On Monday, Stanford announced that its main campus is projected to operate on 100 percent solar power by 2021, when an 88-megawatt photovoltaic plant near Lemoore, California is planned to go online.
Upon completion, the solar plant will push the University past its goal of reducing greenhouse gas emissions by 80 percent by 2025, set out as part of Stanford’s long-range planning process.
After Monday’s announcement, Stanford is also projected to become carbon-free by 2030. California policy calls for a statewide carbon-free grid by 2045.
“Reducing Stanford’s own environmental impact is an essential first step,” wrote University President Marc Tessier-Lavigne in a Notes from the Quad post on Monday. “But cost-effective decarbonization, affordable access to energy and infrastructure resilience are complex global challenges. That is why our long-range vision established an initiative to accelerate sustainable solutions for our region, nation and world.”
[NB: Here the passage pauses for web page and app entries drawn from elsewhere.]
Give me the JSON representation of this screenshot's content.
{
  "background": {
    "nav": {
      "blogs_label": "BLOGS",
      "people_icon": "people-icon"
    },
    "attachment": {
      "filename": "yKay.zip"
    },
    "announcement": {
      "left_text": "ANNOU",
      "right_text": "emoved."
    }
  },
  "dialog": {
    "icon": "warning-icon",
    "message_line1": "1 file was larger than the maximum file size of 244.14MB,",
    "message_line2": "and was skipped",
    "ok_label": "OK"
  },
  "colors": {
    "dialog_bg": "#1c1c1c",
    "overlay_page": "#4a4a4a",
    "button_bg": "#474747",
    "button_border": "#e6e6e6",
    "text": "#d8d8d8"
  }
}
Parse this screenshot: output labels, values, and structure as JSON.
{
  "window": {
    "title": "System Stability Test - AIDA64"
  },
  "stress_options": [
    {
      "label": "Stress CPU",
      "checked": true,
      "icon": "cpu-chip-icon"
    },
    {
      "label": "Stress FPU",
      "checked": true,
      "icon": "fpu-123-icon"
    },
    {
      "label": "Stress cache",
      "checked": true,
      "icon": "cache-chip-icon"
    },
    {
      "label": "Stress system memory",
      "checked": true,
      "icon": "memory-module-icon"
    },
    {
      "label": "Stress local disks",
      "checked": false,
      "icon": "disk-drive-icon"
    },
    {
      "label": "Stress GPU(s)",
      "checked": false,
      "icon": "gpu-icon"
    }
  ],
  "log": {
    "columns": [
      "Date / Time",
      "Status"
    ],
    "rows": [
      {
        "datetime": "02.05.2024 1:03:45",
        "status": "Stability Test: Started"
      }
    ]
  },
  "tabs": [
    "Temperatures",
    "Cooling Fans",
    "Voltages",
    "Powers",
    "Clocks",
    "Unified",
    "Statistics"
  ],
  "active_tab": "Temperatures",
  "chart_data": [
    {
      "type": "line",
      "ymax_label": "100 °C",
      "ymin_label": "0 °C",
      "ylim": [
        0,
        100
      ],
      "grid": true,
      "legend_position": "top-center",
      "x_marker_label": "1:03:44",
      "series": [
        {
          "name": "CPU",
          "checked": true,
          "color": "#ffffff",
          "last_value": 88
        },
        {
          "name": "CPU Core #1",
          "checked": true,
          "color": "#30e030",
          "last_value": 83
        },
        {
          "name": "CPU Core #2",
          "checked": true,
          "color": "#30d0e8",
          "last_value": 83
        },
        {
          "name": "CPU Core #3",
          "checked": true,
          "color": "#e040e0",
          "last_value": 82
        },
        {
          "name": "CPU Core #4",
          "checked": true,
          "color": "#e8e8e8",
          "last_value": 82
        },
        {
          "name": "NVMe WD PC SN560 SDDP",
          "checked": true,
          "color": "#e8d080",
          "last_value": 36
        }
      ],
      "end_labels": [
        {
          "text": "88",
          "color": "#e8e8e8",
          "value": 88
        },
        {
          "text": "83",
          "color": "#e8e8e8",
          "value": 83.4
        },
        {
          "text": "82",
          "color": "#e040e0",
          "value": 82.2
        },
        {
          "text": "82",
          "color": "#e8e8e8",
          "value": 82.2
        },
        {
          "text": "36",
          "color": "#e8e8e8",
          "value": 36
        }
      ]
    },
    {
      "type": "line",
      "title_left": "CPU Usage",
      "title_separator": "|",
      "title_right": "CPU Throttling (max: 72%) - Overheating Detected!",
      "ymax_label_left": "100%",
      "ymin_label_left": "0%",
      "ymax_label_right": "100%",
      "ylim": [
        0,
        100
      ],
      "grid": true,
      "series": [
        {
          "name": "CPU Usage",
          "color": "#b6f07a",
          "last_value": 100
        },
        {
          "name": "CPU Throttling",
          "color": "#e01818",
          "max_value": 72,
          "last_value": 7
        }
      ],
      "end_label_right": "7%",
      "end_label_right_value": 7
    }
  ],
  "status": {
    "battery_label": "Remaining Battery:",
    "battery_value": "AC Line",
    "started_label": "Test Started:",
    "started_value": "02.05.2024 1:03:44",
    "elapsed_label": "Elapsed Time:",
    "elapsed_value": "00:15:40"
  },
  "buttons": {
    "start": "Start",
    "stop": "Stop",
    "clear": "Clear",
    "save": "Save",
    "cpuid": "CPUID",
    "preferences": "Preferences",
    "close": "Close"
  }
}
Stanford facilities outside California are excluded from the 100 percent solar projection, as are facilities not run by the main campus energy administration. For instance, while the Redwood City campus is set to operate on 100 percent solar power by 2021, the Stanford in Washington house and other Bing Overseas Studies Program facilities are not.
“We don’t have management control, knowledge or responsibility for [some] outlying accounts … and they’re pretty minimal in total [energy use] as well,” said Joseph Stagner, executive director of the Department of Sustainability and Energy Management.
Stagner added that, while Stanford has considered a range of clean energy options — including wind, geothermal and biomass — the University settled on solar because of its relatively low cost and long-term reliability.
“[Solar] is a very stable technology,” Stagner said. “Even with wind, there could be a little worry about whether winds will persist in particular locations over great periods of time with climate change … but you can’t go wrong with the fact that the sun is probably still shining.”
The University has partnered with solar project developer Recurrent Energy to develop the plant, which will be known as Stanford Solar Generating Station #2. Its predecessor, the 67-megawatt Stanford Solar Generating Station #1, went online in 2016 in Rosamond, California. Since 2017, the University has also operated five megawatts of on-campus rooftop photovoltaic panels.
Stanford’s two solar plants will power the University indirectly; the electricity produced by each plant will enter the California state grid at different locations, while Stanford will draw an equivalent amount of electricity from another location on the grid.
“It’s like pouring two different cups of water into a pot and using a different cup to take water out of the pot,” Stagner said.
In the case that an excess amount of electricity is produced by the University’s plants, the extra electricity produced will still be sold but will not result in a profit for the University. Although Station #2 will produce electricity at a lower cost than Station #1, Stagner said that the decreasing market price for power during hours of solar generation will offset potential gains of the new plant to the point that Stanford’s solar power will be “cost-neutral or slightly cost-negative.” But, he added, this is a price the University is willing to pay for clean energy.
According to Stagner, Stanford is contracted to buy all power output from Station #1 and Station #2 until 2041 and 2045, respectively, but the University may renew these contracts and potentially update the plants. Stagner cited a broader debate over whether to focus on solar energy storage or investment in other clean energy sources as one reason for the University’s uncertainty.
“We may or may not decide at some future point to add energy storage to either [of the plants] or both,” he said. “We’re waiting to determine how a carbon-free grid in California evolves.”
“We’re committed to — as grid design unfolds — doing whatever is right ethically and economically and regulatorily to use 100 percent solar assets to displace all of the carbon from the electricity we consume, even if [consumption and production] don’t match on a real time basis,” he added.
While all main campus facilities are projected to be wholly solar powered by 2021, many vehicles in the University’s fleet will still depend on fossil fuels; about 40 percent of the fleet is currently electric, according to Stagner. He noted that, until manufacturers design electric versions of vehicles for which there are currently no such alternatives, the fleet will not be fully electrified. He added, however, that once alternatives are made available, schedules will be developed for swapping vehicles out at the end of their lifespans.
In addition to electrifying its vehicle fleet and substituting its remaining natural gas heating systems with water-based alternatives, the University has convened a Sustainability Design Team, a product of the long-range planning process, to identify and act on other issues related to decreasing Stanford’s carbon consumption.
“The Sustainability Design Team has only recently started to meet and is in the process of developing specific plans going forward,” wrote Stanford spokesperson E.J. Miranda in an email to The Daily.
Despite its efforts at increasing campus sustainability, the University has faced criticism in recent years over its Board of Trustees’ 2016 decision not to divest entirely from the fossil fuel industry. The Board did not accept requests for divestment during the 2017-18 academic year, as a review of Stanford’s Statement on Investment Responsibility is ongoing. Findings of the review may impact the Board’s stance on fossil fuel divestment.
“The trustees are nearing completion of their review of Stanford’s Statement on Investment Responsibility and the University’s related procedures for addressing investment responsibility issues,” Miranda wrote.